Note that there was a time in the 1940s when the Corps was releasing up to 7,900 cfs into the bayou following rains. (The dams were designed to allow a combined discharge of 15,700 cfs, but that was back when they had plans for a south canal, among other things.) But having made the bayou downstream safe for development, development on the bayou downstream forced the Corps to reduce the flow in the 1960s to 2,000 cfs to avoid flooding lawns and flower gardens, etc. (“People were getting wet,” says Scheffler, who’s been with the Corps for forty-one years.) This year development upstream and heavier, more intense rainfall pushed the Corps to double the maximum allowed discharge from the dams to 4,000 cfs. With a record amount of water impounded by the dams last spring, the Corps was forced to release as much water as quickly as possible in order to be prepared for future storms. With continuing rains, draining the reservoirs took months, and caused erosion problems up and down the river.

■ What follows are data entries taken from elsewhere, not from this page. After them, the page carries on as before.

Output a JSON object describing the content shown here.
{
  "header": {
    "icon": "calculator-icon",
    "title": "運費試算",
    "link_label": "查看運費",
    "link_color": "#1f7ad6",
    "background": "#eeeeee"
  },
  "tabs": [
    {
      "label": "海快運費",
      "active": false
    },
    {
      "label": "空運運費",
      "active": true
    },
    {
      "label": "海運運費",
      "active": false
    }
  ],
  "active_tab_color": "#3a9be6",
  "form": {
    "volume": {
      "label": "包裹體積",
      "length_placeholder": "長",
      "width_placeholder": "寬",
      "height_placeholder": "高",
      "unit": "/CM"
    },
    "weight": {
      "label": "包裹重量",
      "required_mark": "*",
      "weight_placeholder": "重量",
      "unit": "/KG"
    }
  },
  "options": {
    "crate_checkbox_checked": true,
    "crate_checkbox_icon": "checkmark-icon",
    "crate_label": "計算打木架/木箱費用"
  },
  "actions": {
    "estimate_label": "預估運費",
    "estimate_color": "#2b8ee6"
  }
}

“It’s not a natural flow at all,” said Radack, unswayed by the observation that the bayou was a living river, with trees and plants and fish, behaving as rivers do, naturally adjusting to the high flows that it probably once had. “It’s a man-made occurrence,” he insisted, referring to the disturbed banks and broken path.

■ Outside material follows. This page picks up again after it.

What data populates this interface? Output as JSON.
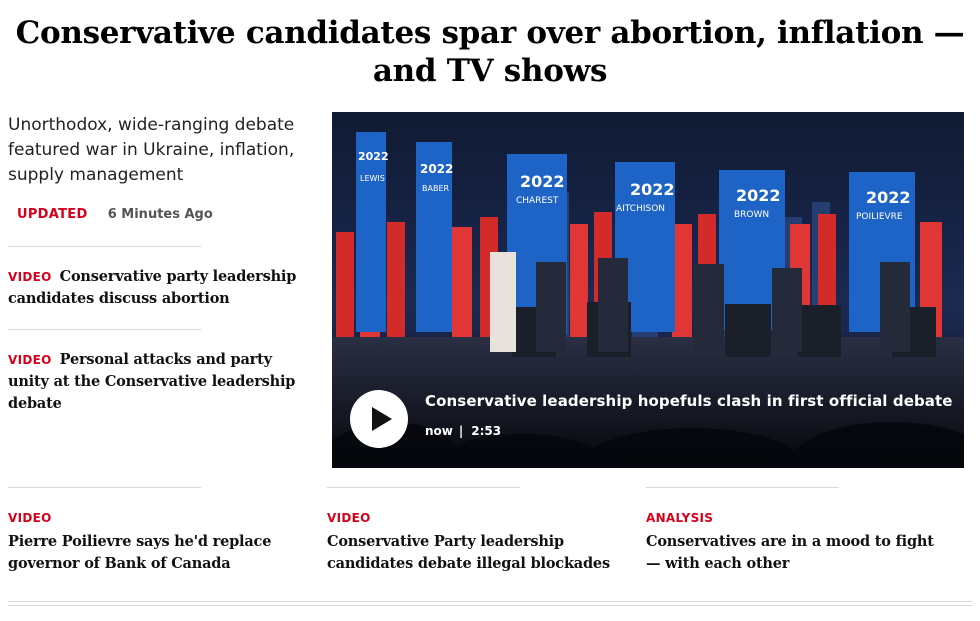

So Radack is going to forge ahead with the most expensive solution, even if it damages the natural beauty of the park of which he is so proud. “I believe that what we’ve done is an enhancement to Buffalo Bayou,” he said, referring to the creation of Terry Hershey Park in 1993. Radack has been commissioner of Precinct Three since 1989.
“We’ve built that park in a way that makes it a real asset to Harris County and the City of Houston,” he said. “And we’re going to keep it that way.”
“Maybe there will be one or two, a few places” where he would consider moving the path away from the bank. But “right now we’re putting it back together the way it was,” said Radack. “We’re going to continue and I would say there will be detention on the bayou too,” referring to the flood control district’s controversial and seemingly contradictory plans to remove trees and excavate detention basins along the bayou in the park while simultaneously “repairing” the banks where the bayou was naturally doing practically the same thing.
“Any detention in the Buffalo Bayou channel is symbolic,” says Briar Forest’s Huffmaster, referring to the costly creation of artificial detention areas by digging up the forested banks. “Approximately 1000 to 3000 acre-feet are needed to address structural flooding, and Charting Buffalo identified only 280 acre-feet from detention along the bayou channel.
“Let us not undermine those endeavoring to preserve and enhance green space along the bayou.”
For more information on the most advanced ideas in river management and working with nature to reduce the hazards of flooding, we recommend the book Floodplain Management, A New Approach for a New Era.